Read More »

Phase I study of procaspase-activating compound-1 (PAC-1) in the treatment of advanced malignancies (incl NET)

Trial Summary This interesting trial is a multi-cancer effort including NET.  The phase I clinical trial of Procaspase Activating Compound-1 (PAC-1), a drug that spurs

Read More »

Dustin Diamond

I’m behind the curve on this one after being ahead on celebrities such as Steve Jobs, Aretha Franklin, Wilko Johnson and Olivia Williams.  But in

Read More »

Neuroendocrine tumors are uncommon but definitely not rare

USA finally commits  UK and Australian figures recently confirmed that Neuroendocrine Cancer is the 10th and 7th most common cancer type.  It was great to

Read More »

Cancer Ablation

What is Cancer Ablation? This is a minimally invasive surgical method to treat solid cancers. Special probes are used to “burn” or “freeze” cancers. Computed

Read More »

Lactose intolerance – the NET Effect

Background   When I cast my mind back to my very first surgery, I remember asking my Oncologist what I could do to put on weight. 

Read More »

EUS Guided Ablation for small pancreatic NETs (Less than 2cm)

To burn or not to burn? I once wrote a post about Pancreatic NET “to cut or not to cut”.  You can read that here. 

Read More »

RonnyAllan.NET – a review of 2022

Review In 2022, my pet project (my blog) hit 2 million views in early November – that was a major boost.  It takes 3-4 years to get

Read More »

RonnyAllan.NET – Summary of December 2022

Summary December is always the quietest month of the year, no surprise why!  However, the top 10 below is somewhat surprising, I guess some posts

Read More »

3 thoughts on “Clinical Trial: Lenvatinib Efficacy in Metastatic Neuroendocrine Tumors (TALENT)

  • Liz

    Hi, there. This is straight from the horse’s mouth: I was part of the Spain Lenvatinib trial from May 2016 to end of October 2017 (I live in Madrid). Having been diagnosed with and had surgery for locally advanced pancreatic neuroendocrince cancer in 2011, I experienced PFS till late 2015 when the beast came back in the form of liver metastasis. A first clinical trial did not work and I entered the Lenvatinib trial. I was put on the full 24 mg dose initially but this was gradually reduced and I was on the minimum 10mg by the time I exited the trial in 2017. I left as my tolerance to the toxicity had reached its limit and I could not continue with the nausea, diarrea, severe joint and muscular pain. I should add that I am very sensitive to medication. Over the 18 months I was on the trial, the cancer spots on my liver shrank considerably and my CgA levels are today almost within normal range. (I take PPIs which can skew results). I was also treated with SBRT. Since then, I have been put on Somatuline Autogel 120 and I have 3-monthly CT scans, with an Octreoscan SPECT/CT scan before Christmas.
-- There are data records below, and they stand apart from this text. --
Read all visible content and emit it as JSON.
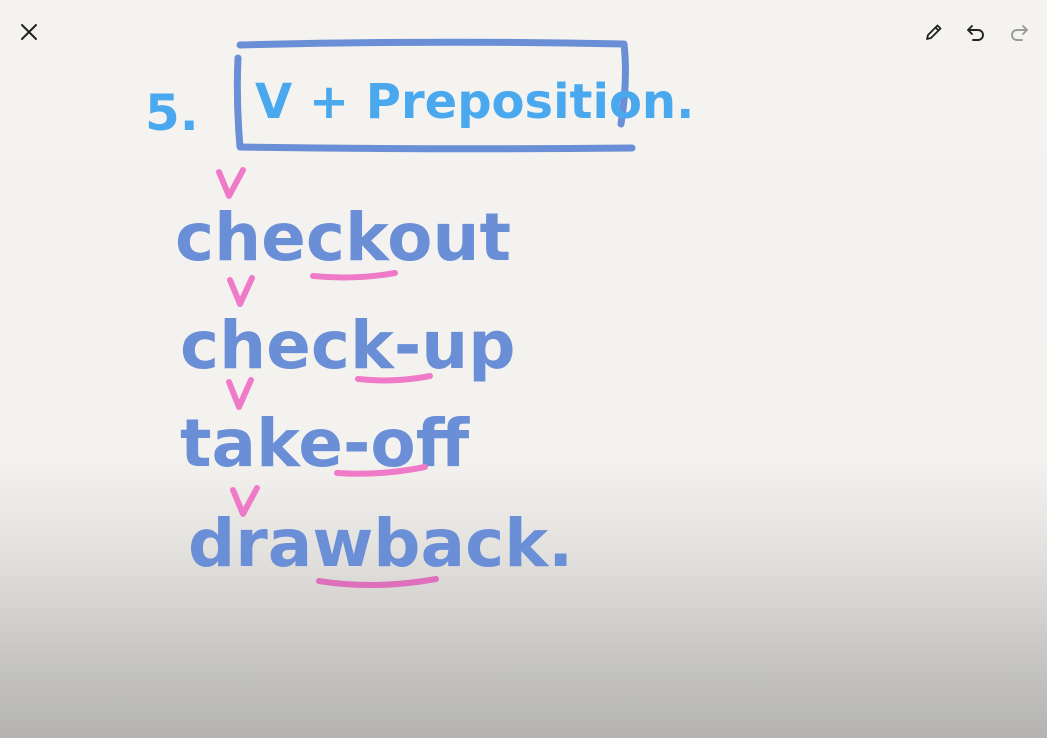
{
  "toolbar": {
    "close_icon": "close-icon",
    "pen_icon": "pen-icon",
    "undo_icon": "undo-icon",
    "redo_icon": "redo-icon"
  },
  "note": {
    "number": "5.",
    "heading": "V + Preposition.",
    "words": [
      {
        "text": "checkout",
        "check_mark": "v"
      },
      {
        "text": "check-up",
        "check_mark": "v"
      },
      {
        "text": "take-off",
        "check_mark": "v"
      },
      {
        "text": "drawback.",
        "check_mark": "v"
      }
    ]
  },
  "colors": {
    "ink_blue": "#6b8fd6",
    "ink_light_blue": "#4aa8ee",
    "ink_pink": "#ef7bc8"
  }
}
Nearly 15 months after coming off Lenvatinib I show no tumoral activity. Needless to say, I hold my breath between scans (next one in March) but know that awareness of neuroendocrine cancer has grown enormously since my initial diagnosis – thanks in part to blogs such as Ronny’s – and that this impacts research. Sad deaths such as Aretha Franklin’s also help to strengthen awareness. My oncologist tells me that should I have a relapse, then he’ll recommend PRRT. I am blessed to live in a part of the world where all this is a) available and b) available through the public health system.
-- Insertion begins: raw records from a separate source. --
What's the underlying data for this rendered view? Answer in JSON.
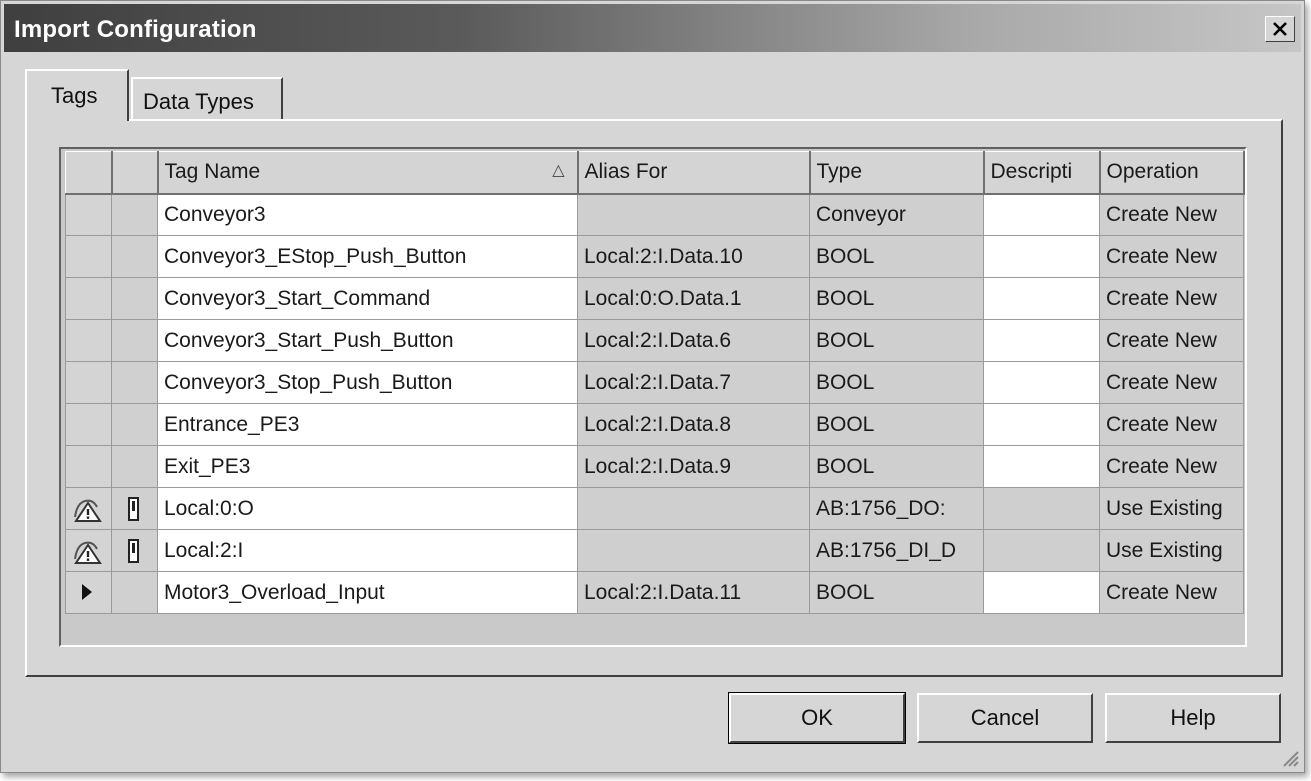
{
  "window": {
    "title": "Import Configuration",
    "close_icon": "close-icon"
  },
  "tabs": [
    {
      "label": "Tags",
      "selected": true
    },
    {
      "label": "Data Types",
      "selected": false
    }
  ],
  "grid": {
    "columns": [
      "",
      "",
      "Tag Name",
      "Alias For",
      "Type",
      "Descripti",
      "Operation"
    ],
    "sort_indicator": "△",
    "rows": [
      {
        "marker": "",
        "name": "Conveyor3",
        "alias": "",
        "type": "Conveyor",
        "description": "",
        "operation": "Create New"
      },
      {
        "marker": "",
        "name": "Conveyor3_EStop_Push_Button",
        "alias": "Local:2:I.Data.10",
        "type": "BOOL",
        "description": "",
        "operation": "Create New"
      },
      {
        "marker": "",
        "name": "Conveyor3_Start_Command",
        "alias": "Local:0:O.Data.1",
        "type": "BOOL",
        "description": "",
        "operation": "Create New"
      },
      {
        "marker": "",
        "name": "Conveyor3_Start_Push_Button",
        "alias": "Local:2:I.Data.6",
        "type": "BOOL",
        "description": "",
        "operation": "Create New"
      },
      {
        "marker": "",
        "name": "Conveyor3_Stop_Push_Button",
        "alias": "Local:2:I.Data.7",
        "type": "BOOL",
        "description": "",
        "operation": "Create New"
      },
      {
        "marker": "",
        "name": "Entrance_PE3",
        "alias": "Local:2:I.Data.8",
        "type": "BOOL",
        "description": "",
        "operation": "Create New"
      },
      {
        "marker": "",
        "name": "Exit_PE3",
        "alias": "Local:2:I.Data.9",
        "type": "BOOL",
        "description": "",
        "operation": "Create New"
      },
      {
        "marker": "warning",
        "name": "Local:0:O",
        "alias": "",
        "type": "AB:1756_DO:",
        "description": "",
        "operation": "Use Existing"
      },
      {
        "marker": "warning",
        "name": "Local:2:I",
        "alias": "",
        "type": "AB:1756_DI_D",
        "description": "",
        "operation": "Use Existing"
      },
      {
        "marker": "current",
        "name": "Motor3_Overload_Input",
        "alias": "Local:2:I.Data.11",
        "type": "BOOL",
        "description": "",
        "operation": "Create New"
      }
    ]
  },
  "buttons": {
    "ok": "OK",
    "cancel": "Cancel",
    "help": "Help"
  }
}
    Good luck to one and all and unending thanks to Ronny for keeping us up to date.

  • Margaret Winter

    There is so much hope now in this sneaky cancer . I just want to live and live …life is so wonderful…now there is even more hope and time for us n e t s people!! Just a shame sometimes we have to shout out for it! My doctor recently scared me by calling after a 5 1ahh sample saying it was high again…I immediately brought my consultant appointment forward and worried constantly for the weeks wait….only to be told it was actually LOWER than ever before and I can now after 2 and a bit years go to 6 monthly appoint….jumping for joy was an understatement!!!

  • jean borden

    Keep it up Ronnie….you are doing a great job in reporting the latest and greatest. Liver Mets continues as the most irritating but treatable in different stages. We need more and more on this topic! Thank You!

I love comments - feel free!

%d bloggers like this: